Cell-derived flu vaccine strains a better match than eggs, Seqirus analysis finds

Seqirus Holly Springs manufacturing
Seqirus manufactures cell-based flu vaccines at a site in North Carolina. (Seqirus)

Flu vaccine efficacy problems were well documented throughout last year’s harsh season. Now the world’s largest cell-based vaccine producer, Seqirus, has published data showing that viruses derived from cells provided a closer match to circulating strains than those made from eggs over several seasons. 

For the retrospective analysis of 12 seasons, the Seqirus team compared the level of match between H3N2 flu strains derived from cells and eggs each year with the strains that ended up circulating. The company found that viruses made from cells had a better match, and that for more than half of the seasons analyzed, there was “little or no antigenic similarity” between the egg-derived H3N2 virus and the strains that circulated.

Speaking with FiercePharma, Seqirus president Gordon Naylor said egg-based vaccines remain the “backbone of the industry,” and have been “extraordinarily successful in dealing with such a difficult challenge over a very long time.” He said the public should understand that vaccines are the best way to avoid getting the flu. 

Still, Naylor said he believes cell-based vaccines could eventually take over the market based on continued favorable efficacy findings, increased manufacturing scale and support from the medical community. Seqirus plans to ship about 20 million to 25 million cell-based flu vaccines this flu season, and it next year aims to ship 40 million doses globally as it launches the technology in Europe. Naylor said the new data are “powerful” and demonstrate a “consistent” trend. 

Last year, flu vaccine manufacturers shipped 155 million flu vaccine doses to the U.S., according to the CDC. During last year’s flu season, vaccines were 40% effective overall and 25% effective against the H3N2 strain, the agency found. The efficacy number for seniors was lower at 20%.  

Digging into data further, the FDA conducted another analysis based on data from 13 million Medicare beneficiaries. The agency found that Seqirus’ cell-based Flucelvax and Sanofi’s Fluzone High-Dose performed best for seniors.
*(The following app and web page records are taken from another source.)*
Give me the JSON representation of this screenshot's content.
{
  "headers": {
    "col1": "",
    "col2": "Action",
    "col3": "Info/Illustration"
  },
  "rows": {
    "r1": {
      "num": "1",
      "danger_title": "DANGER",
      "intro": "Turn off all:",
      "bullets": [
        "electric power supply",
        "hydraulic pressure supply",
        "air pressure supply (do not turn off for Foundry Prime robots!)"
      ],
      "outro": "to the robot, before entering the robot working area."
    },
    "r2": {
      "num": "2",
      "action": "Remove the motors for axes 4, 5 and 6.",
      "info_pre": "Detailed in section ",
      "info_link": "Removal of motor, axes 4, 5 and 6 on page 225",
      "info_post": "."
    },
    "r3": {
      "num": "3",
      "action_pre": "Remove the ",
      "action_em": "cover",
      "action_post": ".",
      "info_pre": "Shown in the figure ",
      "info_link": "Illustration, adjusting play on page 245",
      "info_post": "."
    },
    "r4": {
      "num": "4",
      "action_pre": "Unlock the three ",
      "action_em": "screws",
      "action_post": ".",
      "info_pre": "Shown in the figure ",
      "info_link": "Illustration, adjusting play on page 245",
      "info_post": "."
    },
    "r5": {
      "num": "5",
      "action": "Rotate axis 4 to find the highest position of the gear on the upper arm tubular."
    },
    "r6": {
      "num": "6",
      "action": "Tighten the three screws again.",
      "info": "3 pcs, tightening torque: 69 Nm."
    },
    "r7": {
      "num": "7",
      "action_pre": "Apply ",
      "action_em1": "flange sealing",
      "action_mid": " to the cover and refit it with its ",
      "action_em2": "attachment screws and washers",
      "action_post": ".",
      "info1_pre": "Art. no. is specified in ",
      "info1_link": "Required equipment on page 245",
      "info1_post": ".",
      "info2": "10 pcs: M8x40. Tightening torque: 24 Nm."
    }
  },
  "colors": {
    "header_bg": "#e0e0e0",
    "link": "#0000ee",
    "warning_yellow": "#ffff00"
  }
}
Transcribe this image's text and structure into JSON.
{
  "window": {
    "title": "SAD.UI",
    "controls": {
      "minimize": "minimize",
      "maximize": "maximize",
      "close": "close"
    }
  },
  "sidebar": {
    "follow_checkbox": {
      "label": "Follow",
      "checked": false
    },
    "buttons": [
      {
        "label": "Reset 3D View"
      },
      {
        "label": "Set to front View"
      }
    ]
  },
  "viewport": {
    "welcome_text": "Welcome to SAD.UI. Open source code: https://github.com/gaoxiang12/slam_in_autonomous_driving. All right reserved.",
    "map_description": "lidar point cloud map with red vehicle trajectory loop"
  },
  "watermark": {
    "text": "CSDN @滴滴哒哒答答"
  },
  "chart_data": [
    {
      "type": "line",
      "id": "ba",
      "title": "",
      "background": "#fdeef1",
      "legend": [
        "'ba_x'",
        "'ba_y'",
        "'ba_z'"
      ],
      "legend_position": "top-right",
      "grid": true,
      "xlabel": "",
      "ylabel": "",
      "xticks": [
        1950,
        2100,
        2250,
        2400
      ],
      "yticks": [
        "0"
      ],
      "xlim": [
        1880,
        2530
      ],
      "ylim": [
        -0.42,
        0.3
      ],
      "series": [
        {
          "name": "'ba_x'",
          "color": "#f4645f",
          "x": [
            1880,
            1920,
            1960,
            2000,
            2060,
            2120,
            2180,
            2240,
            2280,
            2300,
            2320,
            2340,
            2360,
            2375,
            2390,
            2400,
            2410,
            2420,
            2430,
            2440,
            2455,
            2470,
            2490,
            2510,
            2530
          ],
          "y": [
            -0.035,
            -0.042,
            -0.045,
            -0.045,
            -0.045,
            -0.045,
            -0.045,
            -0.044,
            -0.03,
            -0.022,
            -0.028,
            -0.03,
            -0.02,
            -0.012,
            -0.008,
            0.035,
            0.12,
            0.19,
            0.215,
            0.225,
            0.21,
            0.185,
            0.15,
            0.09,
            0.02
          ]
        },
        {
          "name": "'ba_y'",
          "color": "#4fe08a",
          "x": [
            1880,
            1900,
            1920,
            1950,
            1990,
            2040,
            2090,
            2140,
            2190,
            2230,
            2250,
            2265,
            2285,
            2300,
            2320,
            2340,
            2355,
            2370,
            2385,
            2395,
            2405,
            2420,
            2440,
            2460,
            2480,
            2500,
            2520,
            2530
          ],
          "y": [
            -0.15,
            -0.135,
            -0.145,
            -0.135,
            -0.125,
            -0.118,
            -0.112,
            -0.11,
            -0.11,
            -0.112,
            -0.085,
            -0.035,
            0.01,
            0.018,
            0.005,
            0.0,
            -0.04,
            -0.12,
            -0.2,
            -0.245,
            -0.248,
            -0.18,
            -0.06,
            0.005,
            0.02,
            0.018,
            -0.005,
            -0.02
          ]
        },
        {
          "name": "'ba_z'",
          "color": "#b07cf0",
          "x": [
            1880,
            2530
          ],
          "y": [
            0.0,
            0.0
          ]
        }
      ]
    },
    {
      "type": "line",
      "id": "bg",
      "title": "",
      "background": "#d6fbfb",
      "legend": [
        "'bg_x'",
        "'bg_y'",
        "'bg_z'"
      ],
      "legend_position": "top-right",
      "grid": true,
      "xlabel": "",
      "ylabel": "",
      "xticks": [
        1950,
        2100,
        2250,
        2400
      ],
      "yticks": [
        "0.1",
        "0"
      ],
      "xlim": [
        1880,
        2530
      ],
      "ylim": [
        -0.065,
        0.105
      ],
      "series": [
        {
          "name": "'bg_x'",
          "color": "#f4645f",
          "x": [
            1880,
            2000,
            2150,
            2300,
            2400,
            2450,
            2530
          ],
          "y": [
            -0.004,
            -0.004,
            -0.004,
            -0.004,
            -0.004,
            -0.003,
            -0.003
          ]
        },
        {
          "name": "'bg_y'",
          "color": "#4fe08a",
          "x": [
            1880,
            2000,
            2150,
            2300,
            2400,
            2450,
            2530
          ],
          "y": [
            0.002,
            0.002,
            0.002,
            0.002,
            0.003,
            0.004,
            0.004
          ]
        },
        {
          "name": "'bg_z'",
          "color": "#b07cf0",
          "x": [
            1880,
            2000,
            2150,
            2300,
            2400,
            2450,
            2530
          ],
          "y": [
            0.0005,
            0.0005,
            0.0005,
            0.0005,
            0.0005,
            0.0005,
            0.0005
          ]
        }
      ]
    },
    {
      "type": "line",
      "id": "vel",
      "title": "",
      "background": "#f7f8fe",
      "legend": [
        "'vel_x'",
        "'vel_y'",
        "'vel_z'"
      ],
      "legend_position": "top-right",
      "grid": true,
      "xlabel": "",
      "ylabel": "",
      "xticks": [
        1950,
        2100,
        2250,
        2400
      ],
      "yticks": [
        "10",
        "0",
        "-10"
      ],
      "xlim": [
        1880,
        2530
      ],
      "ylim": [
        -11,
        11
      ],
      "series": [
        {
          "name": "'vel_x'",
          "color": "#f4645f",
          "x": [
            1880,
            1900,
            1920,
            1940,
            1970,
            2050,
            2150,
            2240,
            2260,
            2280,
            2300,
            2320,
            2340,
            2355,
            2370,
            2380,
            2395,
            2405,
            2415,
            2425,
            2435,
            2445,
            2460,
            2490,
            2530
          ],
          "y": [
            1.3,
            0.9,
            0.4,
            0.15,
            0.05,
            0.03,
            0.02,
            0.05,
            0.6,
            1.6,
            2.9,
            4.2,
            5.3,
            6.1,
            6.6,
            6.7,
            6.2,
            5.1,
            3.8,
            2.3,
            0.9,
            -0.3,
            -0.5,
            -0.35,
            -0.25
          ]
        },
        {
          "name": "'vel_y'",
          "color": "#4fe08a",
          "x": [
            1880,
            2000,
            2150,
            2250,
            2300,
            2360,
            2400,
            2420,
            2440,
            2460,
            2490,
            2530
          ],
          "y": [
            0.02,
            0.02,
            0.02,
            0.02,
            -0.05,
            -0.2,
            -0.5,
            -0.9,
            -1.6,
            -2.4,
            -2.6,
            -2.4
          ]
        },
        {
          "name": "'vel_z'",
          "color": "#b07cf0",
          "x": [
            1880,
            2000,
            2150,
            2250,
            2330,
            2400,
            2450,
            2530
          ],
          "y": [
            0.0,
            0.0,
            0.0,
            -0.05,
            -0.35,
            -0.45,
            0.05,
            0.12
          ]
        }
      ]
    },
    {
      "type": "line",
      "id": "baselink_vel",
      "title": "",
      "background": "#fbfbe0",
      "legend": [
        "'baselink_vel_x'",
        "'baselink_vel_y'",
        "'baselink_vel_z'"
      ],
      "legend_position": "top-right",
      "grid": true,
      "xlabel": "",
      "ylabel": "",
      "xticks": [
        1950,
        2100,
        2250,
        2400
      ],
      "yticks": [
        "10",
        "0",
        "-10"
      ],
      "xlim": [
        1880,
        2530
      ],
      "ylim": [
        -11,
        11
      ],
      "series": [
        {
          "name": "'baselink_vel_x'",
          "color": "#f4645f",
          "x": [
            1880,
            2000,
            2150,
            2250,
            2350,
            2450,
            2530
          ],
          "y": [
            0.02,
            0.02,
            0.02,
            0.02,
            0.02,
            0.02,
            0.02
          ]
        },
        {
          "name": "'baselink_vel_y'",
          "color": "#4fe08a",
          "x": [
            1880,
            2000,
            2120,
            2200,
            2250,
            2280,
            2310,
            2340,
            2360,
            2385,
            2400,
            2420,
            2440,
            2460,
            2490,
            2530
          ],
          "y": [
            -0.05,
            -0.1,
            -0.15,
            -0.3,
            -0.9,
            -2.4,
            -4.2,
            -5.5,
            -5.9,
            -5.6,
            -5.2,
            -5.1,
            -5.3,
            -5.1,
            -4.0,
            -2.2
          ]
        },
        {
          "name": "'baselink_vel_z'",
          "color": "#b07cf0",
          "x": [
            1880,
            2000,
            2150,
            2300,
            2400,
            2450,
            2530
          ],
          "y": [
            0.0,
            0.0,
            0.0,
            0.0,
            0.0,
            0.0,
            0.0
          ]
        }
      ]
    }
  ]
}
Fluzone High-Dose is an egg-based trivalent flu vaccine with four times more antigen than regular shots. Sanofi also markets Flublok Quadrivalent, a recombinant protein-based vaccine.

In recent remarks, FDA Commissioner Scott Gottlieb talked about the analysis and said the agency is “encouraging steps … to ensure new and existing technologies are scalable so that manufacturers can meet domestic and global demand.” For instance, he said, the FDA is working to facilitate improvement of cell lines to boost yield and reduce cost.